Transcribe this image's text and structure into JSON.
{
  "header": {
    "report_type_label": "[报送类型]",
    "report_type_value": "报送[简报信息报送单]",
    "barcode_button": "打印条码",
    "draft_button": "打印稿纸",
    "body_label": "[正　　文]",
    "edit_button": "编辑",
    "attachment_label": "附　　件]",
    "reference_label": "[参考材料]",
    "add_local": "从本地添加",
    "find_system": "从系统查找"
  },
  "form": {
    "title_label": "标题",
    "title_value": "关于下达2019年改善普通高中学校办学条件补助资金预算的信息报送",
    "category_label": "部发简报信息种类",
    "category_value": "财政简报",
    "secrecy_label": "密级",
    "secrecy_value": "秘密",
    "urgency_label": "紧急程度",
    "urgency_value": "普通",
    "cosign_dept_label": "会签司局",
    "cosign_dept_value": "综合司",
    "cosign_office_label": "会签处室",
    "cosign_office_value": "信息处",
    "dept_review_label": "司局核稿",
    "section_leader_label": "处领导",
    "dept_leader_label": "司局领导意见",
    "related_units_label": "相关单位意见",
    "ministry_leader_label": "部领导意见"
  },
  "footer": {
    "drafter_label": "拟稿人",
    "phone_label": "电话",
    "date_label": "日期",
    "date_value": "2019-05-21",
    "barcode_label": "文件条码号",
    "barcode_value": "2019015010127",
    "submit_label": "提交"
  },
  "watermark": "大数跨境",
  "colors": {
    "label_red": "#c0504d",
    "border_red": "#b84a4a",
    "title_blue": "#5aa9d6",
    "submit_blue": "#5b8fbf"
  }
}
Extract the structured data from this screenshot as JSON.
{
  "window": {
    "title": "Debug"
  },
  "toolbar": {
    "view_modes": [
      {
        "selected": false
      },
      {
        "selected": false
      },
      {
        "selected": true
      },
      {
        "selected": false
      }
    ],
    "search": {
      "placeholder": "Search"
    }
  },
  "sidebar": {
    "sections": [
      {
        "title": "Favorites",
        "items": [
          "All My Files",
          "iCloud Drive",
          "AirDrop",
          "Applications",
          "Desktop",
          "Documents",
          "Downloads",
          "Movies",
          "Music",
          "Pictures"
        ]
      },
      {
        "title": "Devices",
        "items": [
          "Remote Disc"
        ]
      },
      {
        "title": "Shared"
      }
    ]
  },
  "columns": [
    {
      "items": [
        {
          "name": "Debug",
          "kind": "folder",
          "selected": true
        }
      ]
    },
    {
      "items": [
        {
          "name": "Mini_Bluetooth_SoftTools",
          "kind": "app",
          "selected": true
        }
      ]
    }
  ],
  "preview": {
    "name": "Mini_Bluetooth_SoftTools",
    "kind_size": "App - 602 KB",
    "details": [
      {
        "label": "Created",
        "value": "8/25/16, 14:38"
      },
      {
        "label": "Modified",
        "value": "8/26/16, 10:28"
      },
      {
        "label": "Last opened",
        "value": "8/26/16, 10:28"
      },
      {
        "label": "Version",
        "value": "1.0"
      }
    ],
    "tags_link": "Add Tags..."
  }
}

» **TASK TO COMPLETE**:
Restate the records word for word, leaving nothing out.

» **ANSWER TO THE PROBLEM**:
Transcribe this image's text and structure into JSON.
{
  "header": {
    "report_type_label": "[报送类型]",
    "report_type_value": "报送[简报信息报送单]",
    "barcode_button": "打印条码",
    "draft_button": "打印稿纸",
    "body_label": "[正　　文]",
    "edit_button": "编辑",
    "attachment_label": "附　　件]",
    "reference_label": "[参考材料]",
    "add_local": "从本地添加",
    "find_system": "从系统查找"
  },
  "form": {
    "title_label": "标题",
    "title_value": "关于下达2019年改善普通高中学校办学条件补助资金预算的信息报送",
    "category_label": "部发简报信息种类",
    "category_value": "财政简报",
    "secrecy_label": "密级",
    "secrecy_value": "秘密",
    "urgency_label": "紧急程度",
    "urgency_value": "普通",
    "cosign_dept_label": "会签司局",
    "cosign_dept_value": "综合司",
    "cosign_office_label": "会签处室",
    "cosign_office_value": "信息处",
    "dept_review_label": "司局核稿",
    "section_leader_label": "处领导",
    "dept_leader_label": "司局领导意见",
    "related_units_label": "相关单位意见",
    "ministry_leader_label": "部领导意见"
  },
  "footer": {
    "drafter_label": "拟稿人",
    "phone_label": "电话",
    "date_label": "日期",
    "date_value": "2019-05-21",
    "barcode_label": "文件条码号",
    "barcode_value": "2019015010127",
    "submit_label": "提交"
  },
  "watermark": "大数跨境",
  "colors": {
    "label_red": "#c0504d",
    "border_red": "#b84a4a",
    "title_blue": "#5aa9d6",
    "submit_blue": "#5b8fbf"
  }
}
Extract the structured data from this screenshot as JSON.
{
  "window": {
    "title": "Debug"
  },
  "toolbar": {
    "view_modes": [
      {
        "selected": false
      },
      {
        "selected": false
      },
      {
        "selected": true
      },
      {
        "selected": false
      }
    ],
    "search": {
      "placeholder": "Search"
    }
  },
  "sidebar": {
    "sections": [
      {
        "title": "Favorites",
        "items": [
          "All My Files",
          "iCloud Drive",
          "AirDrop",
          "Applications",
          "Desktop",
          "Documents",
          "Downloads",
          "Movies",
          "Music",
          "Pictures"
        ]
      },
      {
        "title": "Devices",
        "items": [
          "Remote Disc"
        ]
      },
      {
        "title": "Shared"
      }
    ]
  },
  "columns": [
    {
      "items": [
        {
          "name": "Debug",
          "kind": "folder",
          "selected": true
        }
      ]
    },
    {
      "items": [
        {
          "name": "Mini_Bluetooth_SoftTools",
          "kind": "app",
          "selected": true
        }
      ]
    }
  ],
  "preview": {
    "name": "Mini_Bluetooth_SoftTools",
    "kind_size": "App - 602 KB",
    "details": [
      {
        "label": "Created",
        "value": "8/25/16, 14:38"
      },
      {
        "label": "Modified",
        "value": "8/26/16, 10:28"
      },
      {
        "label": "Last opened",
        "value": "8/26/16, 10:28"
      },
      {
        "label": "Version",
        "value": "1.0"
      }
    ],
    "tags_link": "Add Tags..."
  }
}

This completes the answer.